• [How to complete this task]
Search the records that follow and extract every line containing the string "title".

• [Items from an interface collection]

----------------------------------------

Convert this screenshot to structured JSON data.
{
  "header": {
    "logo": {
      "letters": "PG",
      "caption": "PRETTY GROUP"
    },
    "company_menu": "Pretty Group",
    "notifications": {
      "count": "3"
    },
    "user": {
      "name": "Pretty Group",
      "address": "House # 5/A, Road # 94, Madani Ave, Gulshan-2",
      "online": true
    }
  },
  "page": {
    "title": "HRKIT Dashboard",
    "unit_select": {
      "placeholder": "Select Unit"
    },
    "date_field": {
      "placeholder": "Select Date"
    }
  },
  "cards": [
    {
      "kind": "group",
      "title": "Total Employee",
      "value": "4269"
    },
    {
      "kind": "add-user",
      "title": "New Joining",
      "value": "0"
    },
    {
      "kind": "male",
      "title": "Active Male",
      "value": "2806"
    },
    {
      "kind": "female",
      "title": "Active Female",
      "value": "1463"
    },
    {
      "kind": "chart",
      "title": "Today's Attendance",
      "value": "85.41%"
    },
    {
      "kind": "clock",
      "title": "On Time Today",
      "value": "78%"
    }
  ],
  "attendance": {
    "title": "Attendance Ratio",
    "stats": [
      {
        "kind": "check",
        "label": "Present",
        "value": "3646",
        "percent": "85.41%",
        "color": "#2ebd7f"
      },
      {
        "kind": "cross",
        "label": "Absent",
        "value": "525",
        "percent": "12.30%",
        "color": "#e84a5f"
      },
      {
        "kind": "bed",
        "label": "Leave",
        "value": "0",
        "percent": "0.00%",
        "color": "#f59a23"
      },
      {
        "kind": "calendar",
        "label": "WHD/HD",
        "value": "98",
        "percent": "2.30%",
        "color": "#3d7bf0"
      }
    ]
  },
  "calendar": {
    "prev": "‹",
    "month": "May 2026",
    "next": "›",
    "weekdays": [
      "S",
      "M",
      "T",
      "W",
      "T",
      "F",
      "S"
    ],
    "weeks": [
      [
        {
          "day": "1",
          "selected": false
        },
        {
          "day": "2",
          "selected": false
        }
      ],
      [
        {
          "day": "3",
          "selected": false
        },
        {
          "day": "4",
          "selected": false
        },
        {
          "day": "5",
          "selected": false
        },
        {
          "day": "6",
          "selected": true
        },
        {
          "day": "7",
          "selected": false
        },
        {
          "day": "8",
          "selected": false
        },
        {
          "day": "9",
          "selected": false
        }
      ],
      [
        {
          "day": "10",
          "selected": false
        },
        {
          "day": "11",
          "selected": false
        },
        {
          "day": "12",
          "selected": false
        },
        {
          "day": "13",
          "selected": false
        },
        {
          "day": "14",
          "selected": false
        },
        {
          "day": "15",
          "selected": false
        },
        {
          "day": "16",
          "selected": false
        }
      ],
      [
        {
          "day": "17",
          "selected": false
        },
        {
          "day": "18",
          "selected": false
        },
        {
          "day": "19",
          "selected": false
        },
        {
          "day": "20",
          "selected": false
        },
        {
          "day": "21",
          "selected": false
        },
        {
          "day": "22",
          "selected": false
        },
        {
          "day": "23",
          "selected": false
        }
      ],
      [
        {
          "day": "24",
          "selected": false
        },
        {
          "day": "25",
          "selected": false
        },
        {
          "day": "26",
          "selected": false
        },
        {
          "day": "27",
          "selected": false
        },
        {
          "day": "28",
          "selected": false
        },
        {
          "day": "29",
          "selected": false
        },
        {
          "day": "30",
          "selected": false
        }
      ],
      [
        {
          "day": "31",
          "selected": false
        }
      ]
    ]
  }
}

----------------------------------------

• [Solution]
    "title": "HRKIT Dashboard",
      "title": "Total Employee",
      "title": "New Joining",
      "title": "Active Male",
      "title": "Active Female",
      "title": "Today's Attendance",
      "title": "On Time Today",
    "title": "Attendance Ratio",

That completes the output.